An example of VMware's ESXi virtualisation software
Microsoft entered the virtualisation space with Virtual Server and Virtual PC, but it was Hyper-V that brought them in direct competition with VMware and its ESX software.
On its website, VMware provide a cost calculator that provides information on the costs of deploying a VMware solution, depending on the details you enter. Well, the Microsoft Server and Cloud Platform Team have used the calculator themselves based on the following conditions:
- Number of VMs: 100
- Virtualization host type: Server B
- Network storage type: iSCSI SAN
- Compare to vendor: Microsoft
- VMware vSphere 5.1 edition: Enterprise Plus
- Management deployed on physical or virtual: virtual
- Electricity: low
- Real estate: low
With the calculator taking into account everything from license purchase to server hardware costs and power requirements, the figures are interesting. The details used by Microsoft are indicative of a standard datacentre virtualisation scenario.

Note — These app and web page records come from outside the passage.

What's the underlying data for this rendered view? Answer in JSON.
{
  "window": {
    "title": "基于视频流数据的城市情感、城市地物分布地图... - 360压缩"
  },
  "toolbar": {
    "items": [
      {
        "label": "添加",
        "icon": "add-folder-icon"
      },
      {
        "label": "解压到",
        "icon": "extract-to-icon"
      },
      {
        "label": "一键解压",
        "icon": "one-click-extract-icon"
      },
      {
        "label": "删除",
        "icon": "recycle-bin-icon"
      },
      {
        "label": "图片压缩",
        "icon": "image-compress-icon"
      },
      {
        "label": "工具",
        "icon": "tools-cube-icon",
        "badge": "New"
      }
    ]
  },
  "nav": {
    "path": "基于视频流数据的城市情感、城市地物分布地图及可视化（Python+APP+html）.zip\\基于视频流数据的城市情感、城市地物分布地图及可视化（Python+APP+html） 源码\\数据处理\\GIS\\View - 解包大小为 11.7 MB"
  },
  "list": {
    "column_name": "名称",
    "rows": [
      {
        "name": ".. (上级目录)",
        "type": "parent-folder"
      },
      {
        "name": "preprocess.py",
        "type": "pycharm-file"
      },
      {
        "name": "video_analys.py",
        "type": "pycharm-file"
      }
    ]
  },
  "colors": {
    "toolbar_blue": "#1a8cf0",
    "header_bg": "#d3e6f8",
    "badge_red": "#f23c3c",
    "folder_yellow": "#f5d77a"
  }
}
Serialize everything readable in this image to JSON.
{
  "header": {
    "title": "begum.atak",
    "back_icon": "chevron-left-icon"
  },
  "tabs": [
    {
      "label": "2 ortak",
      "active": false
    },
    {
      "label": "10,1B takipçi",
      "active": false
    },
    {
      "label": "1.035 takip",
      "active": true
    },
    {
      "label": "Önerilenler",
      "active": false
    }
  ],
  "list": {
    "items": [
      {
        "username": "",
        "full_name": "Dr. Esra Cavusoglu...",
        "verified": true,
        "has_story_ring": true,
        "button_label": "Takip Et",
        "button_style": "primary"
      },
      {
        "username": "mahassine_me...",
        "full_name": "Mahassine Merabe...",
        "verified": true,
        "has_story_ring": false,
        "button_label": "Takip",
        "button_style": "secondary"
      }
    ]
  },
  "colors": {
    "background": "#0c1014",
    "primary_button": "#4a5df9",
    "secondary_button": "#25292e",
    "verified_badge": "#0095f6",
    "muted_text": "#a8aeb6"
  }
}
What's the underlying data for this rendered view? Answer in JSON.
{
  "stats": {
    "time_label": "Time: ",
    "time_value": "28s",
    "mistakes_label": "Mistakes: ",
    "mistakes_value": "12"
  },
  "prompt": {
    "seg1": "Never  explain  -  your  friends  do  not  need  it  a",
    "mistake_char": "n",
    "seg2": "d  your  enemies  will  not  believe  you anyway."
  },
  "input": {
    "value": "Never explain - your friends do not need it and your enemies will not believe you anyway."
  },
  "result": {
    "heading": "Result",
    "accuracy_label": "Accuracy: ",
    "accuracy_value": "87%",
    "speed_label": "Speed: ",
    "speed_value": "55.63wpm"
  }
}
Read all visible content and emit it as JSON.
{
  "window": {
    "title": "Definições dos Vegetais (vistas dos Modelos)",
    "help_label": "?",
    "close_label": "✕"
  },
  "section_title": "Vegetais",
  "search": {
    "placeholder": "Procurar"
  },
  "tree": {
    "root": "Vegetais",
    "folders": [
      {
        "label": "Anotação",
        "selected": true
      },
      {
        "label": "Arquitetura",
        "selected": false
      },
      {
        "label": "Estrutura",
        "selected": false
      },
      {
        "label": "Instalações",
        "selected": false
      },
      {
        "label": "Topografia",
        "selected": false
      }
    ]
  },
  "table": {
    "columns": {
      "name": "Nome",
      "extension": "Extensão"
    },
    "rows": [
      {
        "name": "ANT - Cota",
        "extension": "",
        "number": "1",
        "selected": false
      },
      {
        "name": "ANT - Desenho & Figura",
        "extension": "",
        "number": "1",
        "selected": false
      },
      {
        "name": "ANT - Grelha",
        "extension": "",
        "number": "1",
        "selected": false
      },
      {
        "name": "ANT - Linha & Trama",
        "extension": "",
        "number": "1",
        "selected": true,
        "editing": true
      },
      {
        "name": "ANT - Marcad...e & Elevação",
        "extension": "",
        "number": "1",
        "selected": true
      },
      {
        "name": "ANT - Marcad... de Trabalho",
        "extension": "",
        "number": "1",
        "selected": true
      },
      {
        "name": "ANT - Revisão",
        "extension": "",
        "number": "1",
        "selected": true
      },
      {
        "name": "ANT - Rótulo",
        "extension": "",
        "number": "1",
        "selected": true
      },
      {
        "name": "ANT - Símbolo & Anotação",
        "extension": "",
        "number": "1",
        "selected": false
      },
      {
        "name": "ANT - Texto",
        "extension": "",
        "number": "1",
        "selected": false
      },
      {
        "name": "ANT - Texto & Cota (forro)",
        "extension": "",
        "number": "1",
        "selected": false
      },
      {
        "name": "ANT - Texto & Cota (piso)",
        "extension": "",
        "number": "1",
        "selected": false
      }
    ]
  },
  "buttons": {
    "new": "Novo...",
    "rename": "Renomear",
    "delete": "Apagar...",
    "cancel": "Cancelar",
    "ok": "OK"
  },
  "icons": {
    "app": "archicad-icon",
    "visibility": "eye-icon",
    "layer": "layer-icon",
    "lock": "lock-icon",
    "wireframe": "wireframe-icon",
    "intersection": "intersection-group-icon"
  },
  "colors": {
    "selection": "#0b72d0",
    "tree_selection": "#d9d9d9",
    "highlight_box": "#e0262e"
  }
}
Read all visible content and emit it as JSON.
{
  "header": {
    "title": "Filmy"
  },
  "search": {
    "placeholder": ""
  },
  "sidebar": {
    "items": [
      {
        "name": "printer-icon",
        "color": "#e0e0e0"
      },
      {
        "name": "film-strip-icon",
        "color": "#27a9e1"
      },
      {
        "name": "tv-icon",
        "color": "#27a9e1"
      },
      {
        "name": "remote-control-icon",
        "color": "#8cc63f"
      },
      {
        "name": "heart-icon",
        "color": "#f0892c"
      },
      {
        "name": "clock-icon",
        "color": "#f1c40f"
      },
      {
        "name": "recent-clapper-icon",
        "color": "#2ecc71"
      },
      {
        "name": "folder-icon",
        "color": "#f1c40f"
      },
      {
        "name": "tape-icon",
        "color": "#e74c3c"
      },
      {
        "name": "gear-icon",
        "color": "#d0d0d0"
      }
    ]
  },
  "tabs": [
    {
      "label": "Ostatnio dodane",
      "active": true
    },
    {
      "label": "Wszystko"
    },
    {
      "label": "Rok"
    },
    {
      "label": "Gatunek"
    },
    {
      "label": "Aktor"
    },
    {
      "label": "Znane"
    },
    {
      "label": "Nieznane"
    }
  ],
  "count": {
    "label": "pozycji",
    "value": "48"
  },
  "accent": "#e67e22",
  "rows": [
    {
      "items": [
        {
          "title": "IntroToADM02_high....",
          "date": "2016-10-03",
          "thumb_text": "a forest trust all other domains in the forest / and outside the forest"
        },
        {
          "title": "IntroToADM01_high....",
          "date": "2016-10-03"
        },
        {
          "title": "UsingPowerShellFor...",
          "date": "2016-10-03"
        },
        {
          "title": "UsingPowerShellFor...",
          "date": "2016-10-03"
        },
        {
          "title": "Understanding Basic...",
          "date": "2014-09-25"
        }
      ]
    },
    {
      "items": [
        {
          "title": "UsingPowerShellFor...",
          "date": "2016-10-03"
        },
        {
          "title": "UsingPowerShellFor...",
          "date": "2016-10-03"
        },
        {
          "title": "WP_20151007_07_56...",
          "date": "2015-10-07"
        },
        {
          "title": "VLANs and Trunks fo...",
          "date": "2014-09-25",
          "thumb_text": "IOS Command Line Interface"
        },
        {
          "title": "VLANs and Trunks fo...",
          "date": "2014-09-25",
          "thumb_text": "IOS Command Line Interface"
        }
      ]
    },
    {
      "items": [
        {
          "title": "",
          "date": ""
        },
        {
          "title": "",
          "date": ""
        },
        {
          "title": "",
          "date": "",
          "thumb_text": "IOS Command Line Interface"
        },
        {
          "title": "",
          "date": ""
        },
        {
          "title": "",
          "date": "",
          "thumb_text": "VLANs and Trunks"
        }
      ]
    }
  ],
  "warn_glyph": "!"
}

The 19% difference in costs comes from the calculator’s assumption that VMware’s ESXi (VMware’s free virtualisation platform) can run 20% more applications than a Windows Server 2012 Hyper-V host. But that assumption has very little credibility or any real-world customer testimonies to back it up.
It’s not a secret that VMware provide a more costly solution. But their reputation in the virtualisation space has afforded them to be that bit more costly. But the figures that Microsoft is reporting go up from the 19% shown in the example, to around the 440% mark when using the same specs utilising VMware’s vCloud Suite 5.1 against Windows Server 2012 and System Center 2012.
While this costing experiment has been conducted by Microsoft, if you’re currently considering implementing virtualisation, don’t rule out Microsoft due to the infancy of Hyper-V or it’s lower number of deployed solutions.
Source and Image: blogs.technet.com